    In the end, because of increasing presssure to attend as well as monstrous fatigue, I took the very difficult decision to resign from my job. I felt angry that it had come to that and I felt disappointed, but not at all surprised, that the people I had sweated blood for for four years had treated me so shabbily. This was because they were incompetent, self-centred, feckless bastards who cared nothing for their staff nor even for the students.

    And then it hit me. In spite of the horrible, previously unknown feelings associated with unemployment and the unavoidable concerns about Money, Career and The Future, I also felt incredibly relieved. Almost overwhelmingly so. I was relieved that I would no longer have to exacerbate my sympytoms and permanently damage my chances of a full recovery by going to work on days when I was blatantly unable to do so. But there was more to it than that: I was also relieved that I would no longer have to work for, and associate myself with, such nasty people.

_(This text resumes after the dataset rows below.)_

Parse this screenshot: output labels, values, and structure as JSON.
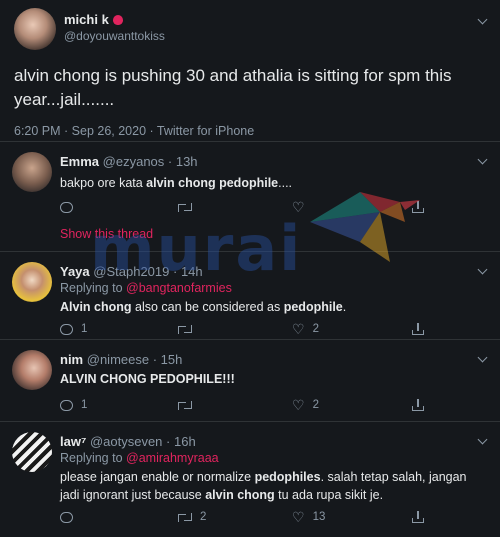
{
  "main_tweet": {
    "name": "michi k",
    "handle": "@doyouwanttokiss",
    "text": "alvin chong is pushing 30 and athalia is sitting for spm this year...jail.......",
    "meta": "6:20 PM · Sep 26, 2020 · Twitter for iPhone"
  },
  "replies": [
    {
      "name": "Emma",
      "handle": "@ezyanos",
      "time": "· 13h",
      "body_plain": "bakpo ore kata ",
      "body_bold": "alvin chong pedophile",
      "body_tail": "....",
      "show_thread": "Show this thread"
    },
    {
      "name": "Yaya",
      "handle": "@Staph2019",
      "time": "· 14h",
      "replying_prefix": "Replying to ",
      "replying_to": "@bangtanofarmies",
      "body_bold1": "Alvin chong",
      "body_mid": " also can be considered as ",
      "body_bold2": "pedophile",
      "body_tail": ".",
      "replies_count": "1",
      "likes_count": "2"
    },
    {
      "name": "nim",
      "handle": "@nimeese",
      "time": "· 15h",
      "body_bold": "ALVIN CHONG PEDOPHILE",
      "body_tail": "!!!",
      "replies_count": "1",
      "likes_count": "2"
    },
    {
      "name": "law⁷",
      "handle": "@aotyseven",
      "time": "· 16h",
      "replying_prefix": "Replying to ",
      "replying_to": "@amirahmyraaa",
      "line1_a": "please jangan enable or normalize ",
      "line1_b": "pedophiles",
      "line1_c": ". salah tetap salah, jangan",
      "line2_a": "jadi ignorant just because ",
      "line2_b": "alvin chong",
      "line2_c": " tu ada rupa sikit je.",
      "retweets_count": "2",
      "likes_count": "13"
    }
  ],
  "watermark": "murai",
  "colors": {
    "background": "#15181c",
    "accent": "#e0245e",
    "muted": "#8b98a5"
  }
}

    Even as I write this, I am learning new things about how I feel about the situation.

    I hope that today has been a good day for you. Take care.

  2. I was browsing thru twitter and came across your blog. It looked interesting and as I scanned thru it this article jumped off the screen at me - I can relate to it so well. I too worked for a big insurance firm (in Glasgow) for almost 20 yrs.
    My health (CFS) forced me to resign back in 1997 after working there all that time - and getting all my professional qualifications etc. And I left with nothing at all financially - just a big sense of relief like you. But also very angry at some of the dreadful management tactics. Bullying, favourites, clichs, impossible targets, picking on very petty things, etc. My quality of work was always high & praised - but I got picked on for more petty things. And the yearly performance reviews were maybe 80% based on personality things.
    It was just awful. I always had to dispute what was written about me - but it was so exhausting just to prove that a small-minded petty manager was wrong. My husband said that the amount of preparation I had to do to challenge those appraisals must have been less than a lawyer preparing for a court case . . ! And none of it even got a salary increase - it was more to prevent a salary reduction. All while some other people (favourites etc) got away with murder, cutting corners and rubbish quality of work. But that didn't matter if you were "in" with the boss. An example of bullying - a friend of mine was told in writing (in his annual review) that he had to "change his sense of humour" as the younger members of his team didn't always "get" his jokes. He was a witty man with a dry sense of humour. And his work and experience were well respected. But how on earth was he meant to achieve that target ? His boss was nearer the age of his team members and just didn't like him.
    Anyway after feeling more and more ill for years and years (with a useless GP) I finally just had to walk away after 20 yrs - when chest pains were becoming regular on top of all the other symptoms that would eventually be diagnosed as CFS 5 or 6 years later. I still have a lot of anger about so much of that time - but very glad I am not still there.
    I will never know whether that job caused my CFS - or whether I already had it and that was what made the job pressures eventually impossible to handle for me. I guess I will never know the answer to that one.
    Sorry this is so long - but I just had to leave a response. As reading your story - and Chris's comments - took me right back in time almost as if it was yesterday.
    Again - I'm sorry this is so long.
    All my best wishes to you.
    Anne Dean (AnneDean10 on twitter)